5 Ways To Trick Your Brain Into Avoiding Junk Food Cravings
Everyone loves indulging in junk food once in a while. The problem arises when it takes over your life instead of playing just a small part in it. Although everything is good in moderation, junk food is never good in any variation. It is difficult for some to avoid opening up a bag of chips or bite into a fresh hot donut. After all, they are the ultimate comfort food which makes us feel good, even if it causes long-term health risks. But there are ways to trick your brain into skipping that big juicy burger and eat something more nutritious.
Here are a few ways you can train your brain to avoid the epidemic called “junk food”.
5 Ingredients Are More Than Enough
If a product that you are looking at in the grocery store has more than 5 ingredients, drop it and walk away slowly. Any consumer product with more than 5 ingredients is a huge red flag for food processing.
Break Your Habits
Good habits can be developed and bad habits can be broken. All it requires is some effort. Bad habits like eating late or at a specific time develops into something which could be difficult to break. So, if you associate 11pm as the time for a late-night snack, turn that into the time for a walk around the neighbourhood. It can help cure your cravings.
Trigger Foods Should Not Enter The House
We all love eating that sinful bowl of ice-cream. Next time you go grocery shopping, leave the ice cream in the store’s freezer. Identifying your trigger foods and making a conscious effort to avoid them will help you ease up on your junk food cravings.
A study conducted in 2012 by Cornell University concluded that people prefer three food items with three different colour on plates. So, instead of snacking on that one color donut, try snacking on a mix of nuts, fruits and dark chocolates.
Chew until your jaws hurt
Chewing your food slowly and deliberately helps in consumption of less food. According to a research study, people who eat slowly consume much fewer calories.
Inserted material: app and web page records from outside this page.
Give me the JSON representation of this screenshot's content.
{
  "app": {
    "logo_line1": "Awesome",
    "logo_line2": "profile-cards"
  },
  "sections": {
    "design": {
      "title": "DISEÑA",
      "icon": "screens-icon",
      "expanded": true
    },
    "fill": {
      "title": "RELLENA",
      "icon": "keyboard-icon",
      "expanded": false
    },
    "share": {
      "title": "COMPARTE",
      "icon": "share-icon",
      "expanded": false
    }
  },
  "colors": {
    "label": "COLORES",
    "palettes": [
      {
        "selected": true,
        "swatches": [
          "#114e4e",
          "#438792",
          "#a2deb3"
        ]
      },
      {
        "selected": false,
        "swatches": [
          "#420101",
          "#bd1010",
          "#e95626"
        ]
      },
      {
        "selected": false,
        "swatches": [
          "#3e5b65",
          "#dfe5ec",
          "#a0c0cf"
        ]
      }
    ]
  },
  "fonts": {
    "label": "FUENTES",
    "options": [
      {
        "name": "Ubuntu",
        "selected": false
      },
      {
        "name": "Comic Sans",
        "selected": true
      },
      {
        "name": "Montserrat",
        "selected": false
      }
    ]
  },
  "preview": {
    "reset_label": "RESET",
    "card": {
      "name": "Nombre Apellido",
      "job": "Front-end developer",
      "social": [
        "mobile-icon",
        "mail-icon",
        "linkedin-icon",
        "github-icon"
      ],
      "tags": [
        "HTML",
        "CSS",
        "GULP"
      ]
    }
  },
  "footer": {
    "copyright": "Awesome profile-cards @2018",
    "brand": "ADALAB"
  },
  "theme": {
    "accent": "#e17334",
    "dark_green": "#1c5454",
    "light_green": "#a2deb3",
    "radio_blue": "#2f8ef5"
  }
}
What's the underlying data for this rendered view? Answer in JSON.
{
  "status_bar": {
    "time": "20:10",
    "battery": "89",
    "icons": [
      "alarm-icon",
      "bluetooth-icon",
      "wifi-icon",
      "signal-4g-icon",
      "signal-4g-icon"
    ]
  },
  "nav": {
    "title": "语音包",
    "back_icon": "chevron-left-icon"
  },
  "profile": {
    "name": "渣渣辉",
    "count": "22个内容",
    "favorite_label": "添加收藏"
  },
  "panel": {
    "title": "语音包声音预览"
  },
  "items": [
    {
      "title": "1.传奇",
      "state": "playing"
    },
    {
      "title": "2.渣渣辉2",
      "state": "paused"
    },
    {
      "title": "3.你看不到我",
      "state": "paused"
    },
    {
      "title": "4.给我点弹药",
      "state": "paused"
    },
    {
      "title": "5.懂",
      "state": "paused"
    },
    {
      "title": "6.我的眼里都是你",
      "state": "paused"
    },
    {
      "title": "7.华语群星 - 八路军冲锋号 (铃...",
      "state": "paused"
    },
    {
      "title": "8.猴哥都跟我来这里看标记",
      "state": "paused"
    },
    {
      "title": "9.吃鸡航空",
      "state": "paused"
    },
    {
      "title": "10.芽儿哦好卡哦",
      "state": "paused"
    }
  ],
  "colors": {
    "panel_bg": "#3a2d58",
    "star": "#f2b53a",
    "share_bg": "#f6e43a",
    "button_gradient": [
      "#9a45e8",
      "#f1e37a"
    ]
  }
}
Fast eating leads to significant weight gain because of our body’s slower response to the idea of “fullness”. The gut hormone in our body does not have the necessary time to signal to the brain that we are full, leading to more binge eating.